How to Cure a Dry Tongue – Ten Tips for Treating a Dry Tongue

Millions of older people have a chronic problem with dry tongue. Making it harder to talk and to eat, dry tongue and dry mouth can become a truly serious disability when they cause gum infections and mouth sores. Most of the time a dry tongue is due to a dental issue.

When teeth fall out or break off and are not replaced, one of the lips may pull back, leaving a little gap. The constant flow of air through the crack between the lips, especially at night, dries out the tongue and the lining of the mouth. Tiny fissures provide a home for infectious bacteria, and new infections can cause further tooth loss making the condition even worse.
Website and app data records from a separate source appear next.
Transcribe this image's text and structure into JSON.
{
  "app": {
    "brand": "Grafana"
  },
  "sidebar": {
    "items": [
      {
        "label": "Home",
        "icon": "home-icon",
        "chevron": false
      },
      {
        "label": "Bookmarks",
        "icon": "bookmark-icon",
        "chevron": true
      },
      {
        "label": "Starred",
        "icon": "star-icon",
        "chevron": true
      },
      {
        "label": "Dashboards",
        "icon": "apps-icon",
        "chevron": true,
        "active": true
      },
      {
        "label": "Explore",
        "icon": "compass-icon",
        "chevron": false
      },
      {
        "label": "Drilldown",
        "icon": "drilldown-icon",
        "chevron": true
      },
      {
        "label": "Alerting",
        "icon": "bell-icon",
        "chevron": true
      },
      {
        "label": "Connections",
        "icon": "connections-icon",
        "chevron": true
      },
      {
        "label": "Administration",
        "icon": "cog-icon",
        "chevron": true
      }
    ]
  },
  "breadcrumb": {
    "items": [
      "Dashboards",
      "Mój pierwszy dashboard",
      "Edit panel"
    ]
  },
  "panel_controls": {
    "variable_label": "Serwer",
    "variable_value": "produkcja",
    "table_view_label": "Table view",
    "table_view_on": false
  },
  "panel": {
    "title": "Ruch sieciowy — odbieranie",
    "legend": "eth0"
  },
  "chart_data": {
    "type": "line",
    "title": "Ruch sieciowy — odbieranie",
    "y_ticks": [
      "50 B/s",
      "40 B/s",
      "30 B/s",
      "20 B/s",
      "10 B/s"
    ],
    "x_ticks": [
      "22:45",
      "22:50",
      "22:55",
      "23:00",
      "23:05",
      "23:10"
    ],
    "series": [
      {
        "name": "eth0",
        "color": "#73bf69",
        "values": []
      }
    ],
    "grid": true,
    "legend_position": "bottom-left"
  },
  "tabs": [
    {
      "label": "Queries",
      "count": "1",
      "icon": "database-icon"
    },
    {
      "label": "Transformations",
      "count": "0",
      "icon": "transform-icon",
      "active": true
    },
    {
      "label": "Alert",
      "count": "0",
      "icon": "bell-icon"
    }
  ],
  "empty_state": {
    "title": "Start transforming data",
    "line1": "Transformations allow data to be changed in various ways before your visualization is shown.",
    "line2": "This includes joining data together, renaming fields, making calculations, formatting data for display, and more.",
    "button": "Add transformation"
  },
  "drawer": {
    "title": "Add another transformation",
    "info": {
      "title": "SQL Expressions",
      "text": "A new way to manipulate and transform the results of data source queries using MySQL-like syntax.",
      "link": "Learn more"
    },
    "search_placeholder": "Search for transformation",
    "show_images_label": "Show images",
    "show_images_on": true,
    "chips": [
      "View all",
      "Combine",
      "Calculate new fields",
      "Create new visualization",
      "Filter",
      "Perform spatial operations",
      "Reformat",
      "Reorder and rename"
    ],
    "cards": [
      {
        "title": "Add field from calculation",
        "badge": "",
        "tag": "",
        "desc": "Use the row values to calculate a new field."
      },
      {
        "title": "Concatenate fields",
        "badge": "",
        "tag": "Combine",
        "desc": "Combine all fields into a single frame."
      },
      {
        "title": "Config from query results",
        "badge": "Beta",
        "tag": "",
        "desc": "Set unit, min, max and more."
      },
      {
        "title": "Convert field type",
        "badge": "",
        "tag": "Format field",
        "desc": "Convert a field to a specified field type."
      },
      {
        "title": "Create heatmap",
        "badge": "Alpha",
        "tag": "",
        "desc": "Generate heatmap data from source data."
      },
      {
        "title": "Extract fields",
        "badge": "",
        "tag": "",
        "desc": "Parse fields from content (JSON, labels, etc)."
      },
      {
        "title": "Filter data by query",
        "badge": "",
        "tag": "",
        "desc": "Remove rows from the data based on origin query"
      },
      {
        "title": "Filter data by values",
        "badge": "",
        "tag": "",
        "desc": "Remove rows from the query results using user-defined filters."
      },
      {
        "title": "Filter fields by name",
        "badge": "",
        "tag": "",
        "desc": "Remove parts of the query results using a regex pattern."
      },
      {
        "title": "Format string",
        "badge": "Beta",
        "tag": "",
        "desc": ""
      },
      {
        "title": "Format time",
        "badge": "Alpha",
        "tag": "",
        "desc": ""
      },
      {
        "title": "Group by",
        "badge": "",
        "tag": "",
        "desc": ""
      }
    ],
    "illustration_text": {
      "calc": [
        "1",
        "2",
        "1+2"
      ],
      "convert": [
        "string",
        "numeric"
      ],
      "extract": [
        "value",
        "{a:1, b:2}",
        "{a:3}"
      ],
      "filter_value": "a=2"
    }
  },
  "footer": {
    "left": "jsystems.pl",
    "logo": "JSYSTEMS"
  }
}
There is no simple cure for this kind of dry tongue, but there are things that can be done to make living with the condition easier. Here are ten suggestions.

    1. Drink tiny sips of water as often as possible. If it is difficult for you to go to the bathroom to urinate, it’s important to put the emphasis on “tiny.” It only takes a little water to moisten the tongue and mouth, and it’s not even necessary to swallow.

    2. Try over-the-counter saliva substitutes such as Aquoralâ„¢, Caphosol®, Entertainer’s Secret®. Some of these products require that you wait 30 minutes before eating or drinking anything else after administration. Try just a little bit of the product first to make sure you are not allergic to any of its components.

    3.If you are diabetic, take special care to keep your blood sugar levels well controlled. Any blood sugar reading over 180 mg/dl (10 mmol/L), even for a few hours, can damage the nerves that control the salivary glands that keep the tongue and mouth moist.

    4. If you have severe mouth pain without obvious signs of sores or infection, you may have burning mouth syndrome. This may be a side effect of a mediation, or indicate a zinc deficiency. Don’t take more than 50 mg of zinc a day, and make sure your supplement contains copper as well as zinc.

    5. Make your dentures fit. If your dentures cause one jaw to jut in front of the other, you will tend to have to deal with both dry mouth and dry tongue.

    6. Make sure your denture cream keeps your dentures in place, for the same reason.

    7. If dry tongue occurs shortly after starting a new medication for high blood pressure, Parkinson’s disease, diabetes, anxiety, depression, or memory loss, see your doctor about the correct dosage.

    8. Avoid caffeinated beverages. They stimulate the nerves that “turn off” salivation.

    9. If your diet permits, don’t be afraid of salty food. If your tongue is not raw or sore, salt in your food will increase salivation and moisten your mouth.

    10. If you have a sleeping partner, find out whether you snore or possibly suffer sleep apnea. Treating sleep apnea will often cure dry tongue and prevent many other serious health issues.